Problem description
Say nothing but the number of lines below in which the string "this" appears.

[Records to process Boundary: Start]

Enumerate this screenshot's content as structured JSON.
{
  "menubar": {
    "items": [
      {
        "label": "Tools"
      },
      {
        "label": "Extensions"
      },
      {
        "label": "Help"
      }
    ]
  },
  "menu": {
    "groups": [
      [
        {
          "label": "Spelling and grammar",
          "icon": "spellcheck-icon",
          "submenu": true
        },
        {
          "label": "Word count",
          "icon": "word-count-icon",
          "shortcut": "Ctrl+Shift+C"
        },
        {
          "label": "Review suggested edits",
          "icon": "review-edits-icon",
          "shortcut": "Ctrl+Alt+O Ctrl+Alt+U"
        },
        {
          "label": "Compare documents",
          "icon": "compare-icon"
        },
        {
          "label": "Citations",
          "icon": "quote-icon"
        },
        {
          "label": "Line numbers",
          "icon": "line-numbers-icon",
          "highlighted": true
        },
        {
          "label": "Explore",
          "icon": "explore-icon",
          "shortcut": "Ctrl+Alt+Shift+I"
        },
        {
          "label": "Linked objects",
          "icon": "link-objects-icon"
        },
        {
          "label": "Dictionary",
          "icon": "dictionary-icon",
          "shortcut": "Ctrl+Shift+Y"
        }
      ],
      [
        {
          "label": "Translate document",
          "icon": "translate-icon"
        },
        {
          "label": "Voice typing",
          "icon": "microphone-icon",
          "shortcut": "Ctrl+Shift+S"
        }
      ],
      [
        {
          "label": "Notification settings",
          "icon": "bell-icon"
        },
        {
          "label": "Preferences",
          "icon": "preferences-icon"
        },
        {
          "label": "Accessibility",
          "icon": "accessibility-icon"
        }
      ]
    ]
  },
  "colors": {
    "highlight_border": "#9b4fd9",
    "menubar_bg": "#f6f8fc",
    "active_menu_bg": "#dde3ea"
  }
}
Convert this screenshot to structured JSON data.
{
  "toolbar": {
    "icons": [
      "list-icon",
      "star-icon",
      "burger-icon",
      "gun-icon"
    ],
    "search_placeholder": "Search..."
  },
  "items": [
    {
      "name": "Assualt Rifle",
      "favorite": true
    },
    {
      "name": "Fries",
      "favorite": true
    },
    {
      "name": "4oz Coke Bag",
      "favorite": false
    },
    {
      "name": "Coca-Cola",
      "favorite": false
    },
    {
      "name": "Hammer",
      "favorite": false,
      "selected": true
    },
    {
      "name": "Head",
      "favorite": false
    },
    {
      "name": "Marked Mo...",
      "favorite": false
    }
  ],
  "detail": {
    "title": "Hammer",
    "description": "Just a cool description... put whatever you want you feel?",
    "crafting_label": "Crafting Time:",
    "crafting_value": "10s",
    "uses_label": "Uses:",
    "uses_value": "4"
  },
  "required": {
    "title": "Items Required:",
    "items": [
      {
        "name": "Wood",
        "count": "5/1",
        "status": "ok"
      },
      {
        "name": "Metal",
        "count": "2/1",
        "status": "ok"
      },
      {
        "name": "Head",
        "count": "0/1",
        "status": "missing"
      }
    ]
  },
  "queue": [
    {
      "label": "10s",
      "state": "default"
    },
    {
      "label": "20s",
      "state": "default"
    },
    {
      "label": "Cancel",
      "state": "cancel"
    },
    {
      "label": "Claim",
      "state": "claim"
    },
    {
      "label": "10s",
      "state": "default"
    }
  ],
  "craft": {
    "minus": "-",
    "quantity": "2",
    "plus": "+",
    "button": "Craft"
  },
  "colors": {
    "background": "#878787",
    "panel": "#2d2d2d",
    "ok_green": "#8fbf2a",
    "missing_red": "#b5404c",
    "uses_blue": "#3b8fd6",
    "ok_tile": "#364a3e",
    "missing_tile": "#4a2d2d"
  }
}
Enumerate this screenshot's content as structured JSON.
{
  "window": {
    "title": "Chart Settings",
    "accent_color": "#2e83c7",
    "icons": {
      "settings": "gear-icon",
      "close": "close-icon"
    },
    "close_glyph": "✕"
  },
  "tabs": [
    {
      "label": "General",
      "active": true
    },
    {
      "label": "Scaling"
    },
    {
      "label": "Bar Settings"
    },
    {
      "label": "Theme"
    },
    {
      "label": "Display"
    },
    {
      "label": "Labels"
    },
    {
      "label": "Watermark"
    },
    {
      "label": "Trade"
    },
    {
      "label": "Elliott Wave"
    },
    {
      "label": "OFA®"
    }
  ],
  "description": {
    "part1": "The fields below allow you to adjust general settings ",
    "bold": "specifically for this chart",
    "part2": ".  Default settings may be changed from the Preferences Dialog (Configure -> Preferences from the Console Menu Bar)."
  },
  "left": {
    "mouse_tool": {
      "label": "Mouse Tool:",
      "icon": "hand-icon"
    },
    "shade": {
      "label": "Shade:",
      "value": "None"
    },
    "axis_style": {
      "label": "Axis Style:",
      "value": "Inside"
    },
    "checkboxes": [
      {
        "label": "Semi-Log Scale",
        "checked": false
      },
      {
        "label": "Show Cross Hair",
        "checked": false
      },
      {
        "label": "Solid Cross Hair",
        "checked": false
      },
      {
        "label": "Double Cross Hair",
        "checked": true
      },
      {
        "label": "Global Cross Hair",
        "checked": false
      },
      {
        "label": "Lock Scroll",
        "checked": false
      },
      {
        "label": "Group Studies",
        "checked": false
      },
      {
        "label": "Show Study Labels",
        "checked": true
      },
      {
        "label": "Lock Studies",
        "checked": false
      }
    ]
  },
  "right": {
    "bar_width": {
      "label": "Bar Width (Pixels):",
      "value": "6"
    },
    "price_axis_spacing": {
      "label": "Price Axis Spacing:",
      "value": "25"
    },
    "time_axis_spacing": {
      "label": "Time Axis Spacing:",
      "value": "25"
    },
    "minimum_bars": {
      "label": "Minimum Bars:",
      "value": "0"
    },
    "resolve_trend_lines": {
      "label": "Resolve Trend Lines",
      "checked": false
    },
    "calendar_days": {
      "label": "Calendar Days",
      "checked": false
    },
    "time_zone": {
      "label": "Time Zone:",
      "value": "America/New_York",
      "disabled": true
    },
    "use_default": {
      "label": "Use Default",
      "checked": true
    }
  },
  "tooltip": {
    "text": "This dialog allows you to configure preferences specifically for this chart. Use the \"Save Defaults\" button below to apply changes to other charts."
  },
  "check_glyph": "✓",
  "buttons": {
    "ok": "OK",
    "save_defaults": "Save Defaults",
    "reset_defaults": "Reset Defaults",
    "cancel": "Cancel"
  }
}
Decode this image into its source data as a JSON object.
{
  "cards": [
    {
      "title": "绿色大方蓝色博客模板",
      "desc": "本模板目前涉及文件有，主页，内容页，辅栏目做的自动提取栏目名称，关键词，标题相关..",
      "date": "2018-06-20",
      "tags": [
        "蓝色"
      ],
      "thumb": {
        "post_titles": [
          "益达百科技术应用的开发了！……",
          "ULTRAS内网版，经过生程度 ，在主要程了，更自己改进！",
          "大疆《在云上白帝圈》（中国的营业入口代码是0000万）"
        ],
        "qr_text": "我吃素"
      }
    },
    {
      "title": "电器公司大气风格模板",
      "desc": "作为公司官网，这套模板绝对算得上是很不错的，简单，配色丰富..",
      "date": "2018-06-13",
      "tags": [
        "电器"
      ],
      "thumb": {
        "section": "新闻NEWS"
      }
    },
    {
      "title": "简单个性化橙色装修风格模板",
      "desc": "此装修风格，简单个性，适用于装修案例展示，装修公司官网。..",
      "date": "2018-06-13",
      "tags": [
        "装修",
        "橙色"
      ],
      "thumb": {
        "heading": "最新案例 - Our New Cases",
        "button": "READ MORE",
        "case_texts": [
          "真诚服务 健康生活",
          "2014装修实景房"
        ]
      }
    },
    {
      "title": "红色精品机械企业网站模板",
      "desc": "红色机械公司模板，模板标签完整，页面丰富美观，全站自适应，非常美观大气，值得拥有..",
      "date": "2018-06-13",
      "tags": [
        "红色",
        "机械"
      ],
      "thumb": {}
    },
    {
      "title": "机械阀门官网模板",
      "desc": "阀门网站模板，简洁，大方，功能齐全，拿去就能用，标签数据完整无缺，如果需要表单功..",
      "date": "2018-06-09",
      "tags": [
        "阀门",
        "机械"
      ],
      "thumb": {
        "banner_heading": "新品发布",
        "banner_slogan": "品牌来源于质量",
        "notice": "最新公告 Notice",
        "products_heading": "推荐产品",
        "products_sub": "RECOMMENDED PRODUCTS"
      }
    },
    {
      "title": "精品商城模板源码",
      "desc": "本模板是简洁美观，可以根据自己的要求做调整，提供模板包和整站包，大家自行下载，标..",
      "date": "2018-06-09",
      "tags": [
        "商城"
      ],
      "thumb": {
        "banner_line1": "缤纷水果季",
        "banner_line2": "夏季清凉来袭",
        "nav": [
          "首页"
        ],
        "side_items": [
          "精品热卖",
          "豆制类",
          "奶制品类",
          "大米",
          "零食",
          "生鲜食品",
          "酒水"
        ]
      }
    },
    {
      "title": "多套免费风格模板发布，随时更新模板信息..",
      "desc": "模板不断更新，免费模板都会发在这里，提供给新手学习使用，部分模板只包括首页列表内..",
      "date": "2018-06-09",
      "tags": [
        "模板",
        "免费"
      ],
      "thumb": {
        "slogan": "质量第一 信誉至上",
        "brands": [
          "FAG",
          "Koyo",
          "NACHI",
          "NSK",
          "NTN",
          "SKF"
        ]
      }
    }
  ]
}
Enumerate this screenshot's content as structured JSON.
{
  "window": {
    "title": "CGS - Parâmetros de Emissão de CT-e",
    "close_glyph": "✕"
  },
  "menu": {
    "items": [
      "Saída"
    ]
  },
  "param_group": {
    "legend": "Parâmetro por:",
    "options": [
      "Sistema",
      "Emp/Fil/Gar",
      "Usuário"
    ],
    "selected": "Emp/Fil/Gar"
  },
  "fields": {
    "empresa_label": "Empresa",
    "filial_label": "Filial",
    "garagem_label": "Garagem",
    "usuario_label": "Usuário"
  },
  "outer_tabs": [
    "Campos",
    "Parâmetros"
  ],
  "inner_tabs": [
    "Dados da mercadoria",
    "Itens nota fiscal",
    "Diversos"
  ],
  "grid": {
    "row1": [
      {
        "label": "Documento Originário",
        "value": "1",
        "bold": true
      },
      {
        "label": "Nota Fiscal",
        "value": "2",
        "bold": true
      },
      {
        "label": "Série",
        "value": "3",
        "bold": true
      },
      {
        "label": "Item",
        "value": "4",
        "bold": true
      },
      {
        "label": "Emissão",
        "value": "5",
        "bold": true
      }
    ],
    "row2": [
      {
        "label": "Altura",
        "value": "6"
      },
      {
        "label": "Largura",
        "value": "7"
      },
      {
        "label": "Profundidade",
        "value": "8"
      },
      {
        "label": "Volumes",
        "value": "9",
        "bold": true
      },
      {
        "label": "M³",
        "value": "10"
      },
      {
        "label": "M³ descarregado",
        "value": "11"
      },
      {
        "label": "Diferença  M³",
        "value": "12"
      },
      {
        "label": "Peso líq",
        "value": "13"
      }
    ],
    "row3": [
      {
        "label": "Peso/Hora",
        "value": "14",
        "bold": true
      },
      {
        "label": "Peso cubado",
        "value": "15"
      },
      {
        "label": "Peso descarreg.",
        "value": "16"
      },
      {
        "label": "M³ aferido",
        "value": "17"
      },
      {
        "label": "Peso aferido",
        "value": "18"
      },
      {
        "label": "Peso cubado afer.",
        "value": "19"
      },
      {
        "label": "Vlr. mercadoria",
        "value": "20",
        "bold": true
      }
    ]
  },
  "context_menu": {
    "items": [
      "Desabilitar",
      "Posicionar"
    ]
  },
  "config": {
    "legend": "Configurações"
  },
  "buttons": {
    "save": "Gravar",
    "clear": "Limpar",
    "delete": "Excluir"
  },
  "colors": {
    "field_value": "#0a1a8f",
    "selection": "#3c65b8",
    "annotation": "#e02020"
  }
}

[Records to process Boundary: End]

Exercise response
7